Community College C.S. Mott Multiple; see article
Polling Location



Bishop International Airport is adjacent to and occupies a portion of Flint Township. The township is served by the Mass Transportation Authority bus lines. In addition, three major highways—I-75, I-69 and US 23—which run through the township intersect one mile (1.6 km) from Bishop Airport. Also, three major rail lines—Grand Trunk Western, CSX Transportation, and Michigan Central Railway—intersect at the township's northern border.


  1. "Charter Township of Flint, Michigan". Charter Township of Flint, Michigan. Retrieved August 25, 2012.<templatestyles src="Module:Citation/CS1/styles.css"></templatestyles>
  2. General Election Official Results Summary Report for 11/4/2008. GENESEE COUNTY, MICHIGAN. 11/17/08
  3. 3.0 3.1 "American FactFinder". United States Census Bureau. Retrieved 2008-01-31.<templatestyles src="Module:Citation/CS1/styles.css"></templatestyles>
  4. U.S. Geological Survey Geographic Names Information System: Flint Township, Michigan
  5. Hayes, Yutha (1976). Going up the Swartz. Swartz Creek: Bicentennial Commission of Swartz Creek.<templatestyles src="Module:Citation/CS1/styles.css"></templatestyles>
  6. 6.0 6.1 6.2 6.3 6.4 6.5 Wood, Edwin O. (1916). History of Genesee County, Michigan, Her People, Industries and Institutions. Michigan Historical Commission.<templatestyles src="Module:Citation/CS1/styles.css"></templatestyles>

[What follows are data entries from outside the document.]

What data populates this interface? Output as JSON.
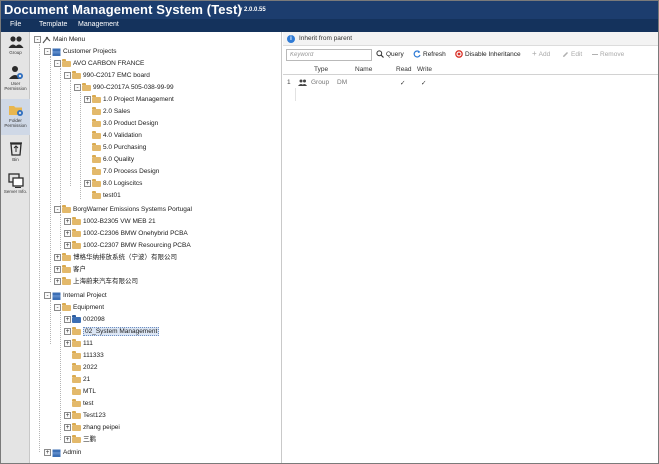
{
  "app": {
    "title": "Document Management System (Test)",
    "version": "v 2.0.0.55"
  },
  "menu": [
    "File",
    "Template",
    "Management"
  ],
  "rail": [
    {
      "label": "Group",
      "icon": "group-icon"
    },
    {
      "label": "User Permission",
      "icon": "user-permission-icon"
    },
    {
      "label": "Folder Permission",
      "icon": "folder-permission-icon",
      "active": true
    },
    {
      "label": "Bin",
      "icon": "bin-icon"
    },
    {
      "label": "Server Info.",
      "icon": "server-info-icon"
    }
  ],
  "tree": {
    "nodes": [
      {
        "label": "Main Menu",
        "icon": "main-menu-icon"
      },
      {
        "label": "Customer Projects",
        "icon": "database-icon"
      },
      {
        "label": "AVO CARBON FRANCE"
      },
      {
        "label": "990-C2017  EMC board"
      },
      {
        "label": "990-C2017A  505-038-99-99"
      },
      {
        "label": "1.0 Project Management"
      },
      {
        "label": "2.0 Sales"
      },
      {
        "label": "3.0 Product Design"
      },
      {
        "label": "4.0 Validation"
      },
      {
        "label": "5.0 Purchasing"
      },
      {
        "label": "6.0 Quality"
      },
      {
        "label": "7.0 Process Design"
      },
      {
        "label": "8.0 Logiscitcs"
      },
      {
        "label": "test01"
      },
      {
        "label": "BorgWarner Emissions Systems Portugal"
      },
      {
        "label": "1002-B2305  VW MEB 21"
      },
      {
        "label": "1002-C2306  BMW Onehybrid PCBA"
      },
      {
        "label": "1002-C2307  BMW Resourcing PCBA"
      },
      {
        "label": "博格华纳排放系统（宁波）有限公司"
      },
      {
        "label": "客户"
      },
      {
        "label": "上海蔚来汽车有限公司"
      },
      {
        "label": "Internal Project",
        "icon": "database-icon"
      },
      {
        "label": "Equipment"
      },
      {
        "label": "002098"
      },
      {
        "label": "02_System Management",
        "selected": true
      },
      {
        "label": "111"
      },
      {
        "label": "111333"
      },
      {
        "label": "2022"
      },
      {
        "label": "21"
      },
      {
        "label": "MTL"
      },
      {
        "label": "test"
      },
      {
        "label": "Test123"
      },
      {
        "label": "zhang peipei"
      },
      {
        "label": "三鹏"
      },
      {
        "label": "Admin",
        "icon": "database-icon"
      }
    ]
  },
  "permissions": {
    "inherit_label": "Inherit from parent",
    "keyword_placeholder": "Keyword",
    "buttons": {
      "query": "Query",
      "refresh": "Refresh",
      "disable_inheritance": "Disable Inheritance",
      "add": "Add",
      "edit": "Edit",
      "remove": "Remove"
    },
    "columns": [
      "Type",
      "Name",
      "Read",
      "Write"
    ],
    "rows": [
      {
        "num": "1",
        "type": "Group",
        "name": "DM",
        "read": "✓",
        "write": "✓"
      }
    ]
  },
  "colors": {
    "titlebar": "#1c3d6e",
    "menubar": "#14325c",
    "folder": "#e3b96b",
    "selection": "#dce6f4",
    "disable_red": "#d9342b",
    "refresh_blue": "#2f7bd6"
  }
}
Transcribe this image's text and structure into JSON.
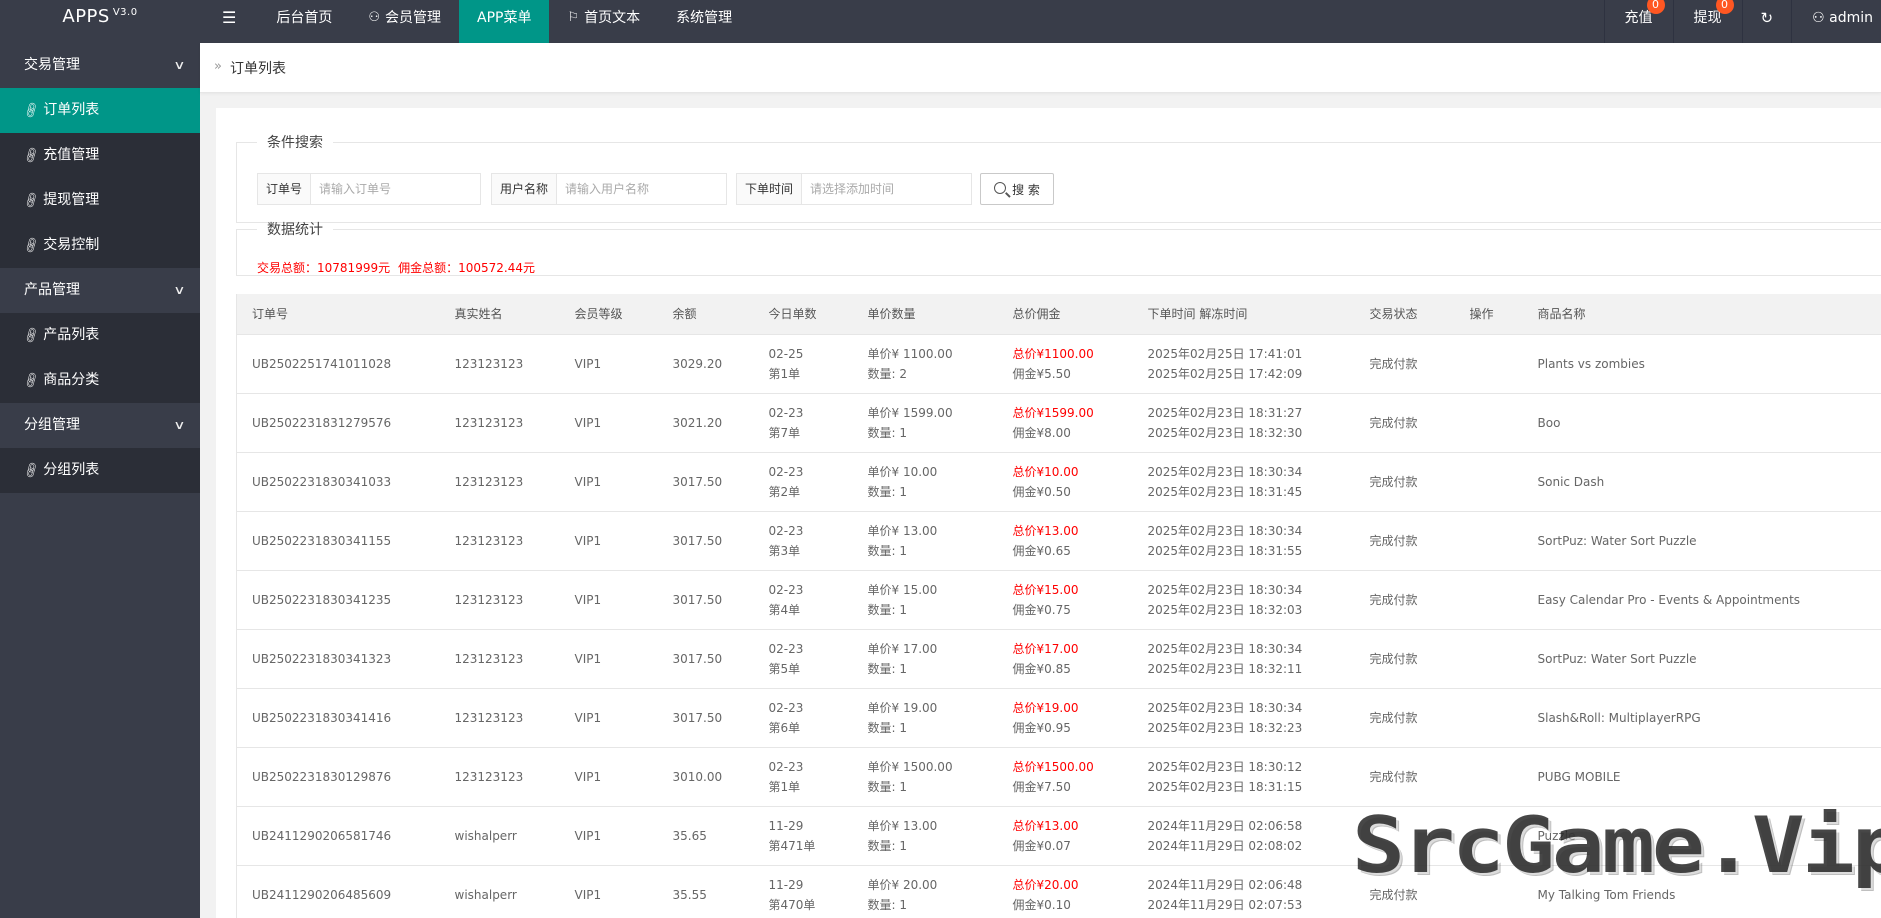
{
  "app": {
    "logo": "APPS",
    "version": "V3.0"
  },
  "header": {
    "nav": [
      {
        "label": "后台首页",
        "icon": ""
      },
      {
        "label": "会员管理",
        "icon": "user-icon"
      },
      {
        "label": "APP菜单",
        "icon": "",
        "active": true
      },
      {
        "label": "首页文本",
        "icon": "flag-icon"
      },
      {
        "label": "系统管理",
        "icon": ""
      }
    ],
    "recharge": {
      "label": "充值",
      "badge": "0"
    },
    "withdraw": {
      "label": "提现",
      "badge": "0"
    },
    "user": "admin"
  },
  "sidebar": {
    "groups": [
      {
        "label": "交易管理",
        "items": [
          "订单列表",
          "充值管理",
          "提现管理",
          "交易控制"
        ]
      },
      {
        "label": "产品管理",
        "items": [
          "产品列表",
          "商品分类"
        ]
      },
      {
        "label": "分组管理",
        "items": [
          "分组列表"
        ]
      }
    ],
    "active_item": "订单列表"
  },
  "breadcrumb": "订单列表",
  "search": {
    "legend": "条件搜索",
    "order_no": {
      "label": "订单号",
      "placeholder": "请输入订单号"
    },
    "username": {
      "label": "用户名称",
      "placeholder": "请输入用户名称"
    },
    "order_time": {
      "label": "下单时间",
      "placeholder": "请选择添加时间"
    },
    "button": "搜 索"
  },
  "stats": {
    "legend": "数据统计",
    "total_trade_label": "交易总额：",
    "total_trade": "10781999元",
    "total_commission_label": "佣金总额：",
    "total_commission": "100572.44元"
  },
  "table": {
    "columns": [
      "订单号",
      "真实姓名",
      "会员等级",
      "余额",
      "今日单数",
      "单价数量",
      "总价佣金",
      "下单时间 解冻时间",
      "交易状态",
      "操作",
      "商品名称"
    ],
    "rows": [
      {
        "order_no": "UB2502251741011028",
        "name": "123123123",
        "level": "VIP1",
        "balance": "3029.20",
        "date": "02-25",
        "nth": "第1单",
        "price": "单价¥  1100.00",
        "qty": "数量:  2",
        "total": "总价¥1100.00",
        "commission": "佣金¥5.50",
        "order_time": "2025年02月25日 17:41:01",
        "unfreeze_time": "2025年02月25日 17:42:09",
        "status": "完成付款",
        "product": "Plants vs zombies"
      },
      {
        "order_no": "UB2502231831279576",
        "name": "123123123",
        "level": "VIP1",
        "balance": "3021.20",
        "date": "02-23",
        "nth": "第7单",
        "price": "单价¥  1599.00",
        "qty": "数量:  1",
        "total": "总价¥1599.00",
        "commission": "佣金¥8.00",
        "order_time": "2025年02月23日 18:31:27",
        "unfreeze_time": "2025年02月23日 18:32:30",
        "status": "完成付款",
        "product": "Boo"
      },
      {
        "order_no": "UB2502231830341033",
        "name": "123123123",
        "level": "VIP1",
        "balance": "3017.50",
        "date": "02-23",
        "nth": "第2单",
        "price": "单价¥  10.00",
        "qty": "数量:  1",
        "total": "总价¥10.00",
        "commission": "佣金¥0.50",
        "order_time": "2025年02月23日 18:30:34",
        "unfreeze_time": "2025年02月23日 18:31:45",
        "status": "完成付款",
        "product": "Sonic Dash"
      },
      {
        "order_no": "UB2502231830341155",
        "name": "123123123",
        "level": "VIP1",
        "balance": "3017.50",
        "date": "02-23",
        "nth": "第3单",
        "price": "单价¥  13.00",
        "qty": "数量:  1",
        "total": "总价¥13.00",
        "commission": "佣金¥0.65",
        "order_time": "2025年02月23日 18:30:34",
        "unfreeze_time": "2025年02月23日 18:31:55",
        "status": "完成付款",
        "product": "SortPuz: Water Sort Puzzle"
      },
      {
        "order_no": "UB2502231830341235",
        "name": "123123123",
        "level": "VIP1",
        "balance": "3017.50",
        "date": "02-23",
        "nth": "第4单",
        "price": "单价¥  15.00",
        "qty": "数量:  1",
        "total": "总价¥15.00",
        "commission": "佣金¥0.75",
        "order_time": "2025年02月23日 18:30:34",
        "unfreeze_time": "2025年02月23日 18:32:03",
        "status": "完成付款",
        "product": "Easy Calendar Pro - Events & Appointments"
      },
      {
        "order_no": "UB2502231830341323",
        "name": "123123123",
        "level": "VIP1",
        "balance": "3017.50",
        "date": "02-23",
        "nth": "第5单",
        "price": "单价¥  17.00",
        "qty": "数量:  1",
        "total": "总价¥17.00",
        "commission": "佣金¥0.85",
        "order_time": "2025年02月23日 18:30:34",
        "unfreeze_time": "2025年02月23日 18:32:11",
        "status": "完成付款",
        "product": "SortPuz: Water Sort Puzzle"
      },
      {
        "order_no": "UB2502231830341416",
        "name": "123123123",
        "level": "VIP1",
        "balance": "3017.50",
        "date": "02-23",
        "nth": "第6单",
        "price": "单价¥  19.00",
        "qty": "数量:  1",
        "total": "总价¥19.00",
        "commission": "佣金¥0.95",
        "order_time": "2025年02月23日 18:30:34",
        "unfreeze_time": "2025年02月23日 18:32:23",
        "status": "完成付款",
        "product": "Slash&Roll: MultiplayerRPG"
      },
      {
        "order_no": "UB2502231830129876",
        "name": "123123123",
        "level": "VIP1",
        "balance": "3010.00",
        "date": "02-23",
        "nth": "第1单",
        "price": "单价¥  1500.00",
        "qty": "数量:  1",
        "total": "总价¥1500.00",
        "commission": "佣金¥7.50",
        "order_time": "2025年02月23日 18:30:12",
        "unfreeze_time": "2025年02月23日 18:31:15",
        "status": "完成付款",
        "product": "PUBG MOBILE"
      },
      {
        "order_no": "UB2411290206581746",
        "name": "wishalperr",
        "level": "VIP1",
        "balance": "35.65",
        "date": "11-29",
        "nth": "第471单",
        "price": "单价¥  13.00",
        "qty": "数量:  1",
        "total": "总价¥13.00",
        "commission": "佣金¥0.07",
        "order_time": "2024年11月29日 02:06:58",
        "unfreeze_time": "2024年11月29日 02:08:02",
        "status": "",
        "product": "Puzzle"
      },
      {
        "order_no": "UB2411290206485609",
        "name": "wishalperr",
        "level": "VIP1",
        "balance": "35.55",
        "date": "11-29",
        "nth": "第470单",
        "price": "单价¥  20.00",
        "qty": "数量:  1",
        "total": "总价¥20.00",
        "commission": "佣金¥0.10",
        "order_time": "2024年11月29日 02:06:48",
        "unfreeze_time": "2024年11月29日 02:07:53",
        "status": "完成付款",
        "product": "My Talking Tom Friends"
      }
    ]
  },
  "watermark": "SrcGame.Vip",
  "colors": {
    "header_bg": "#393d49",
    "accent": "#009688",
    "badge": "#ff5722",
    "money_red": "#ff0000"
  }
}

  7. 7.0 7.1 7.2 7.3 7.4 7.5 Wood, Edwin O. (1916). "Chapter V: Flint Township". History of Genesee County, Michigan, Her People, Industries and Institutions. Michigan Historical Commission,. Retrieved 9 November 2011.<templatestyles src="Module:Citation/CS1/styles.css"></templatestyles>
  8. 8.0 8.1 Ellis, Franklin (1879). History of Genesee county, Michigan. With illustrations and biographical sketches of its prominent men and pioneers. Philadelphia, PA.: Everts & Abbott. p. 345.<templatestyles src="Module:Citation/CS1/styles.css"></templatestyles>

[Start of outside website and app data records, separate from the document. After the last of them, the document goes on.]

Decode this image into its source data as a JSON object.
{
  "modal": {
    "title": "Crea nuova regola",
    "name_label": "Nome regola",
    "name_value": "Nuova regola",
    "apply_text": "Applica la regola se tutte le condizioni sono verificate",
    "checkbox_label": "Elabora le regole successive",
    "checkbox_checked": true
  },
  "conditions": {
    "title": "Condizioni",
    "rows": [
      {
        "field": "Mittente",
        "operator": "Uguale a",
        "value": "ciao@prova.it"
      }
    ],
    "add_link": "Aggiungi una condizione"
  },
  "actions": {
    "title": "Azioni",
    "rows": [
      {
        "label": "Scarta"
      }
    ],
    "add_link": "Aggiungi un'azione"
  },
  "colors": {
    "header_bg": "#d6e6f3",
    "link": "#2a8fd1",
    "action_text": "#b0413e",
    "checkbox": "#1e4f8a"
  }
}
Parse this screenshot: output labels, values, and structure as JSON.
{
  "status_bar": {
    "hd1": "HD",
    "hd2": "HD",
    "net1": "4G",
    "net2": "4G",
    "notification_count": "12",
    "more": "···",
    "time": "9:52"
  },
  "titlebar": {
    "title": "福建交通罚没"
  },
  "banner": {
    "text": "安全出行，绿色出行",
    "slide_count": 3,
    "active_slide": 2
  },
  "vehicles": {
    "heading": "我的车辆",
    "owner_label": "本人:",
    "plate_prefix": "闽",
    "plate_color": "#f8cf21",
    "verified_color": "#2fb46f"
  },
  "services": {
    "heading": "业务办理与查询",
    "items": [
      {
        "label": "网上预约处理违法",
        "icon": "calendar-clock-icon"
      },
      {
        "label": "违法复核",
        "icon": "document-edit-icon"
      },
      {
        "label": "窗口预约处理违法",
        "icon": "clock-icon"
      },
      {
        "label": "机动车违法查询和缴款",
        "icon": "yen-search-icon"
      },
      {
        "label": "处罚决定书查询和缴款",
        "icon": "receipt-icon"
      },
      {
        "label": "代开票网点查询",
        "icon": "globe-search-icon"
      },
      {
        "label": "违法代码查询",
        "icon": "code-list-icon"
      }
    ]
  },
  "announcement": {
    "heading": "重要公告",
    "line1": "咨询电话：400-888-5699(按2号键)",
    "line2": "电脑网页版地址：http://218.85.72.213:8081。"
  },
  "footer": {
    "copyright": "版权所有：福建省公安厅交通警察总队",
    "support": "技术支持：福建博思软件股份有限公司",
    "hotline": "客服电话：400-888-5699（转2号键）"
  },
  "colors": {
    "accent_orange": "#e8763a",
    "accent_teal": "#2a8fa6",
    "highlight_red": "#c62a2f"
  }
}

  9. Historical Collections. Michigan State Historical Society, Michigan Historical Commission. 1907. p. 362.<templatestyles src="Module:Citation/CS1/styles.css"></templatestyles>

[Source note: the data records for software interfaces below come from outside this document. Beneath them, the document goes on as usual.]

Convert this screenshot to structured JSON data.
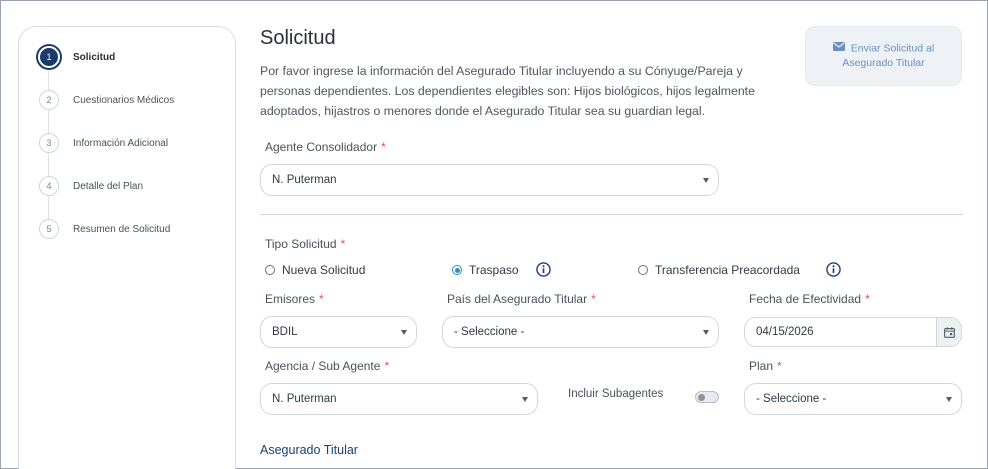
{
  "stepper": {
    "steps": [
      {
        "num": "1",
        "label": "Solicitud",
        "active": true
      },
      {
        "num": "2",
        "label": "Cuestionarios Médicos"
      },
      {
        "num": "3",
        "label": "Información Adicional"
      },
      {
        "num": "4",
        "label": "Detalle del Plan"
      },
      {
        "num": "5",
        "label": "Resumen de Solicitud"
      }
    ]
  },
  "header": {
    "title": "Solicitud",
    "description": "Por favor ingrese la información del Asegurado Titular incluyendo a su Cónyuge/Pareja y personas dependientes. Los dependientes elegibles son: Hijos biológicos, hijos legalmente adoptados, hijastros o menores donde el Asegurado Titular sea su guardian legal.",
    "send_button_line1": "Enviar Solicitud al",
    "send_button_line2": "Asegurado Titular"
  },
  "form": {
    "agente_label": "Agente Consolidador",
    "agente_value": "N. Puterman",
    "tipo_label": "Tipo Solicitud",
    "tipo_options": [
      "Nueva Solicitud",
      "Traspaso",
      "Transferencia Preacordada"
    ],
    "tipo_selected": "Traspaso",
    "emisores_label": "Emisores",
    "emisores_value": "BDIL",
    "pais_label": "País del Asegurado Titular",
    "pais_value": "- Seleccione -",
    "fecha_label": "Fecha de Efectividad",
    "fecha_value": "04/15/2026",
    "agencia_label": "Agencia / Sub Agente",
    "agencia_value": "N. Puterman",
    "subagentes_label": "Incluir Subagentes",
    "subagentes_on": false,
    "plan_label": "Plan",
    "plan_value": "- Seleccione -",
    "required_mark": "*",
    "section_title": "Asegurado Titular"
  },
  "colors": {
    "accent": "#1a3a6b",
    "radio_checked": "#2e8fb8",
    "required": "#e0525a",
    "link": "#1d3f73"
  }
}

  10. Roberto Acosta (May 6, 2012). "Flint Township forms committee to discuss potential name change, becoming city". The Flint Journal. Retrieved 7 May 2012.<templatestyles src="Module:Citation/CS1/styles.css"></templatestyles>
  11. Hayes, Yutha (1976). Going up the Swartz. Swartz Creek: Bicentennial Commission of Swartz Creek. p. 180.<templatestyles src="Module:Citation/CS1/styles.css"></templatestyles>
  12. Genesee Valley becomes new 'downtown' for Flint area. Flint Journal. Booth Newspapers.
  13. Sanders, Rhonda. "Journal of the 20th Century: Trip through just-opened Genesee Valley reveals a brand-new world of shopping". The Flint Journal. Retrieved 2007-12-17.<templatestyles src="Module:Citation/CS1/styles.css"></templatestyles>

External links